— THE PROBLEM —
Keep every word of the listing and drop the images when you write it out.

───── EXTRACTED ENTRIES

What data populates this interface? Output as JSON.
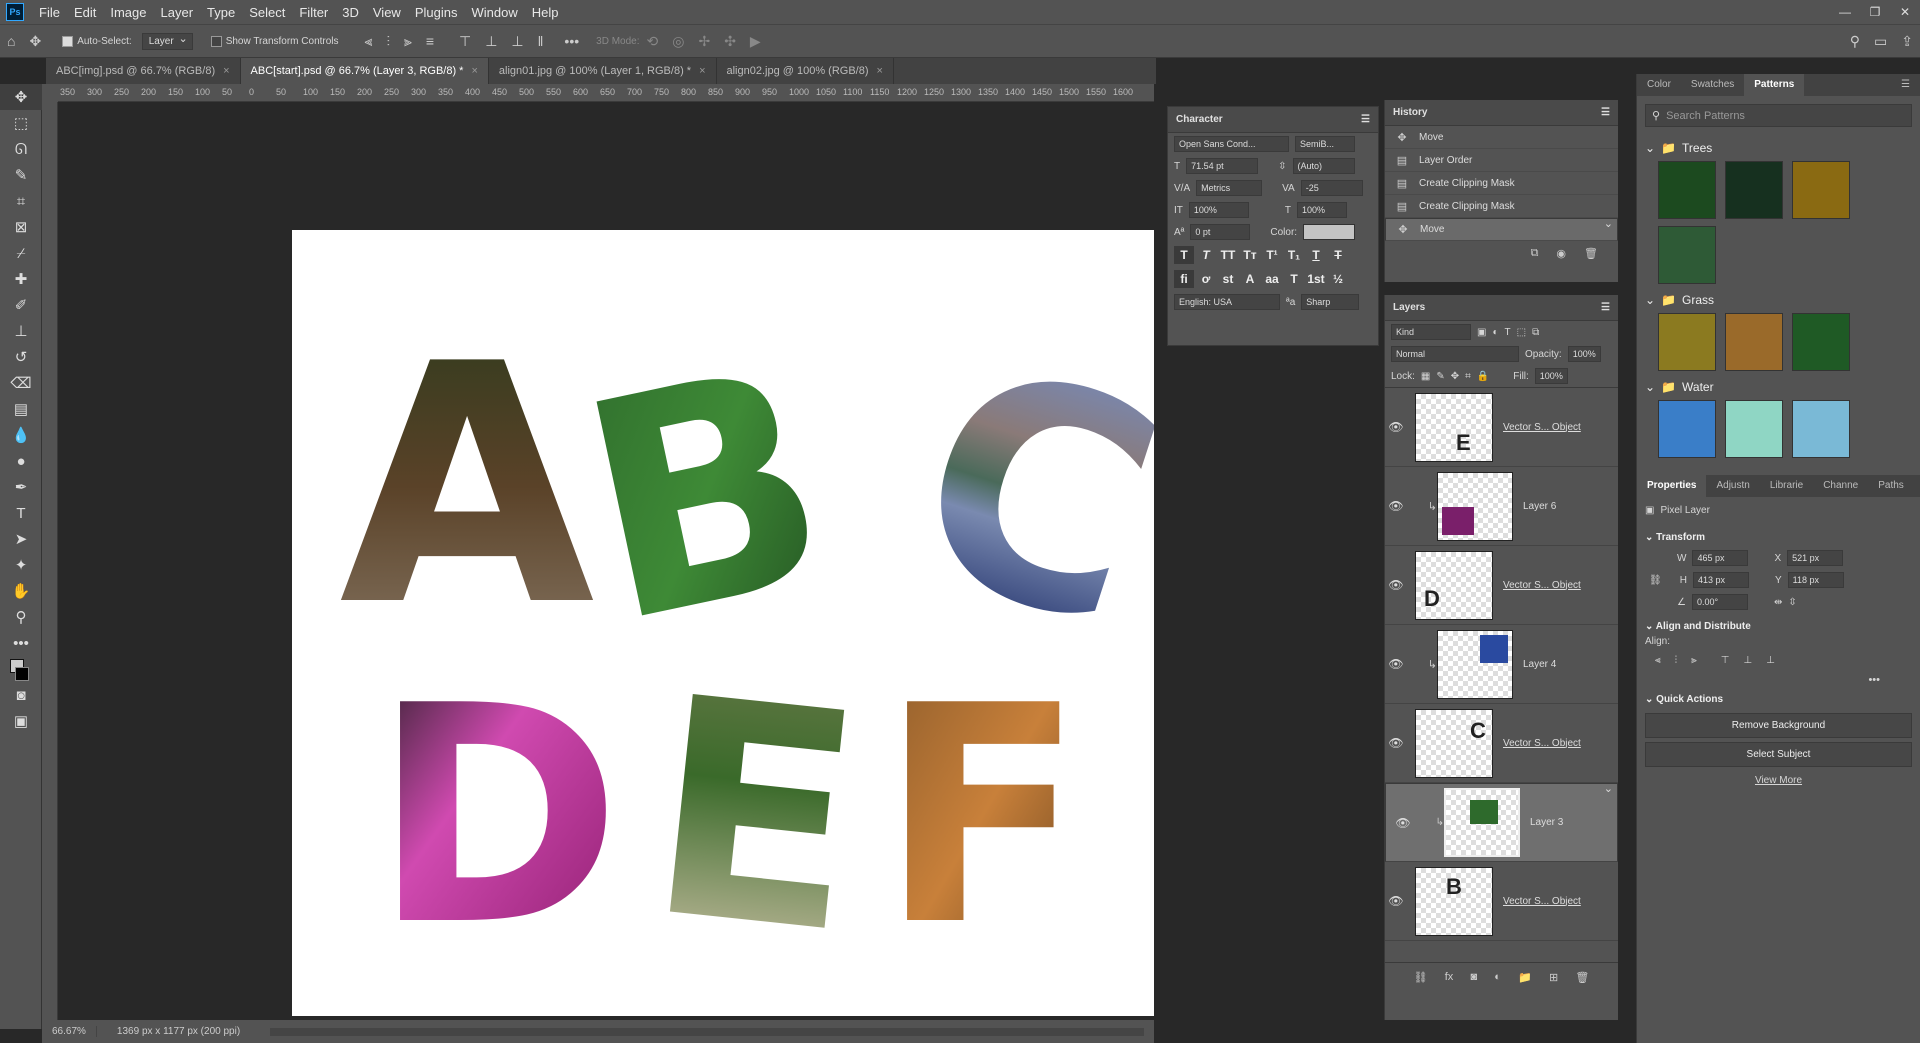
{
  "app": {
    "logo": "Ps"
  },
  "menu": [
    "File",
    "Edit",
    "Image",
    "Layer",
    "Type",
    "Select",
    "Filter",
    "3D",
    "View",
    "Plugins",
    "Window",
    "Help"
  ],
  "options": {
    "auto_select_label": "Auto-Select:",
    "auto_select_value": "Layer",
    "transform_label": "Show Transform Controls",
    "mode3d": "3D Mode:"
  },
  "tabs": [
    {
      "label": "ABC[img].psd @ 66.7% (RGB/8)"
    },
    {
      "label": "ABC[start].psd @ 66.7% (Layer 3, RGB/8) *"
    },
    {
      "label": "align01.jpg @ 100% (Layer 1, RGB/8) *"
    },
    {
      "label": "align02.jpg @ 100% (RGB/8)"
    }
  ],
  "ruler_ticks": [
    "350",
    "300",
    "250",
    "200",
    "150",
    "100",
    "50",
    "0",
    "50",
    "100",
    "150",
    "200",
    "250",
    "300",
    "350",
    "400",
    "450",
    "500",
    "550",
    "600",
    "650",
    "700",
    "750",
    "800",
    "850",
    "900",
    "950",
    "1000",
    "1050",
    "1100",
    "1150",
    "1200",
    "1250",
    "1300",
    "1350",
    "1400",
    "1450",
    "1500",
    "1550",
    "1600"
  ],
  "status": {
    "zoom": "66.67%",
    "doc_info": "1369 px x 1177 px (200 ppi)"
  },
  "character": {
    "title": "Character",
    "font": "Open Sans Cond...",
    "style": "SemiB...",
    "size": "71.54 pt",
    "leading": "(Auto)",
    "kerning": "Metrics",
    "tracking": "-25",
    "vscale": "100%",
    "hscale": "100%",
    "baseline": "0 pt",
    "color_label": "Color:",
    "language": "English: USA",
    "antialias": "Sharp"
  },
  "history": {
    "title": "History",
    "items": [
      "Move",
      "Layer Order",
      "Create Clipping Mask",
      "Create Clipping Mask",
      "Move"
    ]
  },
  "layers": {
    "title": "Layers",
    "kind": "Kind",
    "blend": "Normal",
    "opacity_label": "Opacity:",
    "opacity": "100%",
    "lock_label": "Lock:",
    "fill_label": "Fill:",
    "fill": "100%",
    "items": [
      {
        "name": "Vector S... Object",
        "letter": "E"
      },
      {
        "name": "Layer 6",
        "letter": ""
      },
      {
        "name": "Vector S... Object",
        "letter": "D"
      },
      {
        "name": "Layer 4",
        "letter": ""
      },
      {
        "name": "Vector S... Object",
        "letter": "C"
      },
      {
        "name": "Layer 3",
        "letter": ""
      },
      {
        "name": "Vector S... Object",
        "letter": "B"
      }
    ]
  },
  "patterns": {
    "tabs": [
      "Color",
      "Swatches",
      "Patterns"
    ],
    "search_placeholder": "Search Patterns",
    "groups": [
      {
        "name": "Trees",
        "colors": [
          "#1c4a1f",
          "#16301f",
          "#8a6a12",
          "#2e5a36"
        ]
      },
      {
        "name": "Grass",
        "colors": [
          "#8b7a20",
          "#9a6a2a",
          "#1f5a25"
        ]
      },
      {
        "name": "Water",
        "colors": [
          "#3a7ec8",
          "#8fd6c4",
          "#7ab9d6"
        ]
      }
    ]
  },
  "properties": {
    "tabs": [
      "Properties",
      "Adjustn",
      "Librarie",
      "Channe",
      "Paths"
    ],
    "layer_type": "Pixel Layer",
    "transform": "Transform",
    "w_label": "W",
    "w": "465 px",
    "h_label": "H",
    "h": "413 px",
    "x_label": "X",
    "x": "521 px",
    "y_label": "Y",
    "y": "118 px",
    "angle": "0.00°",
    "align_distribute": "Align and Distribute",
    "align_label": "Align:",
    "quick_actions": "Quick Actions",
    "remove_bg": "Remove Background",
    "select_subject": "Select Subject",
    "view_more": "View More"
  },
  "canvas_letters": {
    "a": "A",
    "b": "B",
    "c": "C",
    "d": "D",
    "e": "E",
    "f": "F"
  },
  "colors": {
    "accent": "#31a8ff",
    "panel": "#535353",
    "canvas_bg": "#282828"
  }
}
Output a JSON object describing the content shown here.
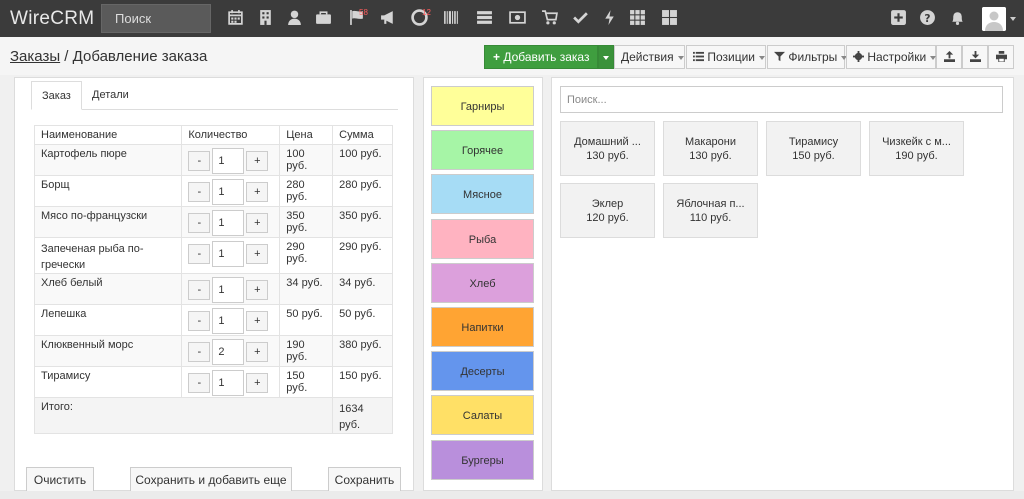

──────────

— ANSWER BELOW —
What data populates this interface? Output as JSON.
{
  "app": {
    "logo": "Ps"
  },
  "menu": [
    "File",
    "Edit",
    "Image",
    "Layer",
    "Type",
    "Select",
    "Filter",
    "3D",
    "View",
    "Plugins",
    "Window",
    "Help"
  ],
  "options": {
    "auto_select_label": "Auto-Select:",
    "auto_select_value": "Layer",
    "transform_label": "Show Transform Controls",
    "mode3d": "3D Mode:"
  },
  "tabs": [
    {
      "label": "ABC[img].psd @ 66.7% (RGB/8)"
    },
    {
      "label": "ABC[start].psd @ 66.7% (Layer 3, RGB/8) *"
    },
    {
      "label": "align01.jpg @ 100% (Layer 1, RGB/8) *"
    },
    {
      "label": "align02.jpg @ 100% (RGB/8)"
    }
  ],
  "ruler_ticks": [
    "350",
    "300",
    "250",
    "200",
    "150",
    "100",
    "50",
    "0",
    "50",
    "100",
    "150",
    "200",
    "250",
    "300",
    "350",
    "400",
    "450",
    "500",
    "550",
    "600",
    "650",
    "700",
    "750",
    "800",
    "850",
    "900",
    "950",
    "1000",
    "1050",
    "1100",
    "1150",
    "1200",
    "1250",
    "1300",
    "1350",
    "1400",
    "1450",
    "1500",
    "1550",
    "1600"
  ],
  "status": {
    "zoom": "66.67%",
    "doc_info": "1369 px x 1177 px (200 ppi)"
  },
  "character": {
    "title": "Character",
    "font": "Open Sans Cond...",
    "style": "SemiB...",
    "size": "71.54 pt",
    "leading": "(Auto)",
    "kerning": "Metrics",
    "tracking": "-25",
    "vscale": "100%",
    "hscale": "100%",
    "baseline": "0 pt",
    "color_label": "Color:",
    "language": "English: USA",
    "antialias": "Sharp"
  },
  "history": {
    "title": "History",
    "items": [
      "Move",
      "Layer Order",
      "Create Clipping Mask",
      "Create Clipping Mask",
      "Move"
    ]
  },
  "layers": {
    "title": "Layers",
    "kind": "Kind",
    "blend": "Normal",
    "opacity_label": "Opacity:",
    "opacity": "100%",
    "lock_label": "Lock:",
    "fill_label": "Fill:",
    "fill": "100%",
    "items": [
      {
        "name": "Vector S... Object",
        "letter": "E"
      },
      {
        "name": "Layer 6",
        "letter": ""
      },
      {
        "name": "Vector S... Object",
        "letter": "D"
      },
      {
        "name": "Layer 4",
        "letter": ""
      },
      {
        "name": "Vector S... Object",
        "letter": "C"
      },
      {
        "name": "Layer 3",
        "letter": ""
      },
      {
        "name": "Vector S... Object",
        "letter": "B"
      }
    ]
  },
  "patterns": {
    "tabs": [
      "Color",
      "Swatches",
      "Patterns"
    ],
    "search_placeholder": "Search Patterns",
    "groups": [
      {
        "name": "Trees",
        "colors": [
          "#1c4a1f",
          "#16301f",
          "#8a6a12",
          "#2e5a36"
        ]
      },
      {
        "name": "Grass",
        "colors": [
          "#8b7a20",
          "#9a6a2a",
          "#1f5a25"
        ]
      },
      {
        "name": "Water",
        "colors": [
          "#3a7ec8",
          "#8fd6c4",
          "#7ab9d6"
        ]
      }
    ]
  },
  "properties": {
    "tabs": [
      "Properties",
      "Adjustn",
      "Librarie",
      "Channe",
      "Paths"
    ],
    "layer_type": "Pixel Layer",
    "transform": "Transform",
    "w_label": "W",
    "w": "465 px",
    "h_label": "H",
    "h": "413 px",
    "x_label": "X",
    "x": "521 px",
    "y_label": "Y",
    "y": "118 px",
    "angle": "0.00°",
    "align_distribute": "Align and Distribute",
    "align_label": "Align:",
    "quick_actions": "Quick Actions",
    "remove_bg": "Remove Background",
    "select_subject": "Select Subject",
    "view_more": "View More"
  },
  "canvas_letters": {
    "a": "A",
    "b": "B",
    "c": "C",
    "d": "D",
    "e": "E",
    "f": "F"
  },
  "colors": {
    "accent": "#31a8ff",
    "panel": "#535353",
    "canvas_bg": "#282828"
  }
}
Output a JSON object describing the content shown here.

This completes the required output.